The number one key to marketing and building a successful business in my opinion is to attract better clients. To do this, we need to define what a better client looks like. Many advisors think that the best potential client is someone with a lot of investable assets. While higher net worth clients are certainly more desirable, the most important characteristic of a potential client is that they have already engaged me emotionally and mentally before they ever step foot in my office.
My goal with every first appointment is that the client is already 70 percent to 80 percent convinced they will hire me before they actually come in to meet me. This mindset is the top reason I’ve grown from gathering $5 million in assets per year to $35 million per year in just five short years.
How do you provide a message that is so persuasive a client engages you before they even meet you face to face?

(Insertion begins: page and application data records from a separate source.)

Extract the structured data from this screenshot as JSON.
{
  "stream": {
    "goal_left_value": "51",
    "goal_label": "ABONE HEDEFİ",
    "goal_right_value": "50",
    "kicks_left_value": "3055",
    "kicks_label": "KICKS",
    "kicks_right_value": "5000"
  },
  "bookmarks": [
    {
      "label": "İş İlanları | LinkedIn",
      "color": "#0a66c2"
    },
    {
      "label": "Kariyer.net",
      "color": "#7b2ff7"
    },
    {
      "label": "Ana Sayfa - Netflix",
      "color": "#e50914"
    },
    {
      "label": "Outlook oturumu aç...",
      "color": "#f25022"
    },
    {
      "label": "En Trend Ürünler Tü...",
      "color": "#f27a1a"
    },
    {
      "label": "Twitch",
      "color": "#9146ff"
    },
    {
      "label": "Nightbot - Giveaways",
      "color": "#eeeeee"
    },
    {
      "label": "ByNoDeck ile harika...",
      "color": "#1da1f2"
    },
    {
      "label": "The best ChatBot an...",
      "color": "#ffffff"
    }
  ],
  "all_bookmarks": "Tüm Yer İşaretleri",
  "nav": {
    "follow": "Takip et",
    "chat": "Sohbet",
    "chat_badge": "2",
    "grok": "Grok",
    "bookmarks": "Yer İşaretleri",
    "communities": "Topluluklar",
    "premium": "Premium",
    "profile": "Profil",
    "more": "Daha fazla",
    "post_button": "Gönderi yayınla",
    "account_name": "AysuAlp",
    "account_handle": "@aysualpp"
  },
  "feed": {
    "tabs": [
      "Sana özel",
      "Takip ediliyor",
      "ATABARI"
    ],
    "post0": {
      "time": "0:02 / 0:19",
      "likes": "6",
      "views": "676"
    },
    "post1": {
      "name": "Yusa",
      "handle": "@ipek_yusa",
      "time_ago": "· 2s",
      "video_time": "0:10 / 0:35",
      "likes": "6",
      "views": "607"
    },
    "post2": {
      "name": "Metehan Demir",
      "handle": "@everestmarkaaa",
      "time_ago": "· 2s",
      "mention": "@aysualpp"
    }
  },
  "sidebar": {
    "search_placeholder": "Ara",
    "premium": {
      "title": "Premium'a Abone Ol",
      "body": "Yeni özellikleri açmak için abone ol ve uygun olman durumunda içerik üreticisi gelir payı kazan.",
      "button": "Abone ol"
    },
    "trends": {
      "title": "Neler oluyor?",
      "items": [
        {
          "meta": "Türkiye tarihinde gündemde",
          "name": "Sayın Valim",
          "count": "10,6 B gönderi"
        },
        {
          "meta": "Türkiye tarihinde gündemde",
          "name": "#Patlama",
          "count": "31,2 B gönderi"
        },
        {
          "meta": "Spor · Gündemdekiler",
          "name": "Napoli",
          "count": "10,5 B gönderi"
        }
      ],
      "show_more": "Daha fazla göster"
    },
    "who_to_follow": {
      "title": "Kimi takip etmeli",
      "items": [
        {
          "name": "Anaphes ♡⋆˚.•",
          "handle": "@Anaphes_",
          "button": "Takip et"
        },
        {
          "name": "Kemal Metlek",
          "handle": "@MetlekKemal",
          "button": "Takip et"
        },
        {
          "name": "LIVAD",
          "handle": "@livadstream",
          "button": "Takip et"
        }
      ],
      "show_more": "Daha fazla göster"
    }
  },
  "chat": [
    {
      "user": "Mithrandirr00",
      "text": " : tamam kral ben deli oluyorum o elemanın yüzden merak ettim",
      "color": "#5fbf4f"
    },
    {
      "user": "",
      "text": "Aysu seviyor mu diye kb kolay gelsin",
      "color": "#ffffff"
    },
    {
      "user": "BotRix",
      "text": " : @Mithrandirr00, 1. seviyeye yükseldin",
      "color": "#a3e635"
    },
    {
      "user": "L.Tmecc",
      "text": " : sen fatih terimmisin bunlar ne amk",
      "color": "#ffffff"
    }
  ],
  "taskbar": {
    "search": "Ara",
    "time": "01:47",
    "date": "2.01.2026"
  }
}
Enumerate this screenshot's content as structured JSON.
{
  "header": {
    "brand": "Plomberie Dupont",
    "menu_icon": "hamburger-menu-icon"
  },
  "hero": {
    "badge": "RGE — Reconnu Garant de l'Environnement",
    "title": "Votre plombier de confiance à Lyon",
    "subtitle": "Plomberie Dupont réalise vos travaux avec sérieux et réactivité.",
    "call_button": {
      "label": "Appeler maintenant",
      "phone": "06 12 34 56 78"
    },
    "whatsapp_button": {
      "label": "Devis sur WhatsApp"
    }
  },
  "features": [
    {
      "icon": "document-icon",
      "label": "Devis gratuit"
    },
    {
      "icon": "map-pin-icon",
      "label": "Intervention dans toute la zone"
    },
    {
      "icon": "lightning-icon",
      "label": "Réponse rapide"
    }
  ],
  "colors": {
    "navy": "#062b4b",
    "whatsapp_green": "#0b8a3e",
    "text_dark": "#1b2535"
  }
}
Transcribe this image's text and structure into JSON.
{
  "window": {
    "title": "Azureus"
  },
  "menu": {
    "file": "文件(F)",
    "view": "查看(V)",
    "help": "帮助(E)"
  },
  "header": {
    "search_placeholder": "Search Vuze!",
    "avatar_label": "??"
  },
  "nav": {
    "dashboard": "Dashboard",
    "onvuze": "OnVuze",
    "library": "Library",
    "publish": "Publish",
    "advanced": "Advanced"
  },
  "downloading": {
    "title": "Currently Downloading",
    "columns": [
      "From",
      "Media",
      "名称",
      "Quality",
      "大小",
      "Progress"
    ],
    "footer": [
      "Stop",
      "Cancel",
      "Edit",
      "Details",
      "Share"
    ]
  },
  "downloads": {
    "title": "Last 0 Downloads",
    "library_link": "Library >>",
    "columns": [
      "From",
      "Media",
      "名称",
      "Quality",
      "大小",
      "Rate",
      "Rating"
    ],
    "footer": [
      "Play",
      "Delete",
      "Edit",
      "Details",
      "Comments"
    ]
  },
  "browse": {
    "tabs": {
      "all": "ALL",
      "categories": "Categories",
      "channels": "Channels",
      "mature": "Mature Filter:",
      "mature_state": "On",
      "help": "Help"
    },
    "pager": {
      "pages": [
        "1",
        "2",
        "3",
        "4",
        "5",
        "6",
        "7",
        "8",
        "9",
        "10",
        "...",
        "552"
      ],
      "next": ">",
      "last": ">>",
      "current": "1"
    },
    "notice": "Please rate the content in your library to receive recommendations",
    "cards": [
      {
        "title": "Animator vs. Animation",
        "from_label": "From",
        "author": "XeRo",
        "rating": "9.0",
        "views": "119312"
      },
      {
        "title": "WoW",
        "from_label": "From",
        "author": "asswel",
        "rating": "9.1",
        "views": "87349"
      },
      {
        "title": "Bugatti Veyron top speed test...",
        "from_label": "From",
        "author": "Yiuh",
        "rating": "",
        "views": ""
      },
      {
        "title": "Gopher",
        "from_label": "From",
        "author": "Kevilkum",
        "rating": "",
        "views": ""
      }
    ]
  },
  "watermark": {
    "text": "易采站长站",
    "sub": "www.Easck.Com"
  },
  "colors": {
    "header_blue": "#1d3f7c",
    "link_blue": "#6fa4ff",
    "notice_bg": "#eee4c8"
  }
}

The key is in how you brand yourself throughout your community. With the right message, potential clients will feel like they already know you even if they haven’t actually met you personally.
My brand is to educate, educate, and then educate some more. It’s like Ed Slott often says, “Your outflow determines your inflow.” If you teach people things they’ve never heard before, and you sound different than the broker on every street corner, people will flock to your office.
Now, once they’re in your office, you need to have a streamlined system in place to convert these prospects into long-lasting clients. You need to know what to say, when to say it, and how to say it. As advisors, we focus so much of our time and energy on marketing, we sometimes neglect the importance of knowing exactly what to do when we’re actually meeting with the client across the table.
Ask, then listen
My main advice would be this: Ask as many questions as you can, and then listen. Then ask more questions, and listen some more. People don’t like to be told what to do. If we ask the correct questions, they will discover and understand their problems without you having to tell them, and then they will own the solutions to those problems.
Who can provide them with the solutions to their problems? You. This is the greatest opportunity in the history of our profession to help people with their life’s savings. We live in very uncertain economic times. If you teach people about how to use their money to accomplish their goals in retirement, the fish will be jumping into your boat.